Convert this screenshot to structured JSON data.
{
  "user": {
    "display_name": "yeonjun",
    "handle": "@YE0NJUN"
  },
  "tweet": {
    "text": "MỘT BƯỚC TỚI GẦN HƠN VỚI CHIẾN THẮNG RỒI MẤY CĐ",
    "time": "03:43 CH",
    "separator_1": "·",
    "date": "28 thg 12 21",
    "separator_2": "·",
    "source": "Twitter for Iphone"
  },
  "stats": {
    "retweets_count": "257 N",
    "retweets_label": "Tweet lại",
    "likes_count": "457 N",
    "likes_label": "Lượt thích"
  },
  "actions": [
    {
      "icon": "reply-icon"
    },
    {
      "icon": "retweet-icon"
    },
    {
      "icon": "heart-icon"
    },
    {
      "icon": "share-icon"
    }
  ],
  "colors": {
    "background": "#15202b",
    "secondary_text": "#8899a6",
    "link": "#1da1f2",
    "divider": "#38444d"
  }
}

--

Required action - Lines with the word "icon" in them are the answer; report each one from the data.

Completed exercise -
      "icon": "reply-icon"
      "icon": "retweet-icon"
      "icon": "heart-icon"
      "icon": "share-icon"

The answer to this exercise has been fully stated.